Transformer losses occur either in a no-load condition where an energised transformer is ready to convert the voltage or a load condition where the energised transformer is actively converting the voltage. The losses are manifested in the transformer as excess heat, which occur in the transformer core and/or windings. The following sections discuss how losses occur and what can be done to minimise them.
A transformer can be made energy efficient by improving the construction materials such as better-quality core steel and winding material, and by modifying the geometric configuration of the core and winding assemblies. Energy-efficient transformers often require a tradeoff between high costs and lower-loss materials and designs. For a given efficiency level, the no-load and load losses are inversely related and reducing one usually increases the other. The accompanying table lists the five approaches to reducing no-load losses. One of these is a material substitution option and four are transformer design options.
When comparing like designs, the one with the lowest total cost of ownership should be selected as it would be the most economical in terms of the purchase price, revenue loss and capital investment. On a lifecycle cost basis, an energy-efficient transformer is very appealing given its non-stop operation and 25-year service life. These savings translate into a reduction in peakloading, lower electricity bills and improved supply reliability. Payback periods vary with equipment and electricity costs and can be as short as one year or as long as six years or more. For transformers, a six-year payback on a product that typically lasts more than 25 years is still very attractive.
To conclude, there are a host of technologies available in the transformer space that can help address the challenges facing the utilities. However, for optimal outcome, it is necessary to identify the system requirements and select the ideal technology solution through a cost-benefit analysis.

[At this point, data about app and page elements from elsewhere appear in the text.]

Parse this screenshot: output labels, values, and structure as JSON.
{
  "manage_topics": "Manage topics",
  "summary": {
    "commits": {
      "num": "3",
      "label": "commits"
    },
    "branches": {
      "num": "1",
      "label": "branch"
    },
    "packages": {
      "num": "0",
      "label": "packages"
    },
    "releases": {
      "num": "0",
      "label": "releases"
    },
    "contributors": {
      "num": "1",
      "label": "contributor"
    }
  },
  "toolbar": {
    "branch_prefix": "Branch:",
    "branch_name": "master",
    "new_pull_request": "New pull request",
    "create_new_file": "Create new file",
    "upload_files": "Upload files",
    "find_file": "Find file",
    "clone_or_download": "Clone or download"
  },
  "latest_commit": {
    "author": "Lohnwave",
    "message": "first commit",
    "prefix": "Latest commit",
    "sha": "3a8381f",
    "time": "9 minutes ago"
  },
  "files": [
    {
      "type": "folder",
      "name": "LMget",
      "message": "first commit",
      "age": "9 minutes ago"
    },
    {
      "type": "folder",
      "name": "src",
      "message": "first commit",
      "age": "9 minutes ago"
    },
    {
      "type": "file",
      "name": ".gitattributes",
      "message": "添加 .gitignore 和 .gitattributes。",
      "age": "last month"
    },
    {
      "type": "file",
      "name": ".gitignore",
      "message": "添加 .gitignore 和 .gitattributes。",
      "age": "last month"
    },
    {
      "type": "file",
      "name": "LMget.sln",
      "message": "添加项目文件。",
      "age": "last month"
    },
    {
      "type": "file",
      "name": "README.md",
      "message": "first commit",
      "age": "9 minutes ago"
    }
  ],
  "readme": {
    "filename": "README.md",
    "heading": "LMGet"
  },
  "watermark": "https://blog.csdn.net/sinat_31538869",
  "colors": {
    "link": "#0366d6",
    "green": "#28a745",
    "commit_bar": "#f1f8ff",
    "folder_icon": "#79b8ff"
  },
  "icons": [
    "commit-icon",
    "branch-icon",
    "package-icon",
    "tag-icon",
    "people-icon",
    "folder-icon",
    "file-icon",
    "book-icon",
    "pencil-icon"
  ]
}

Based on a UN report, “Accelerating the Global Adoption of Energy- Efficient Transformers”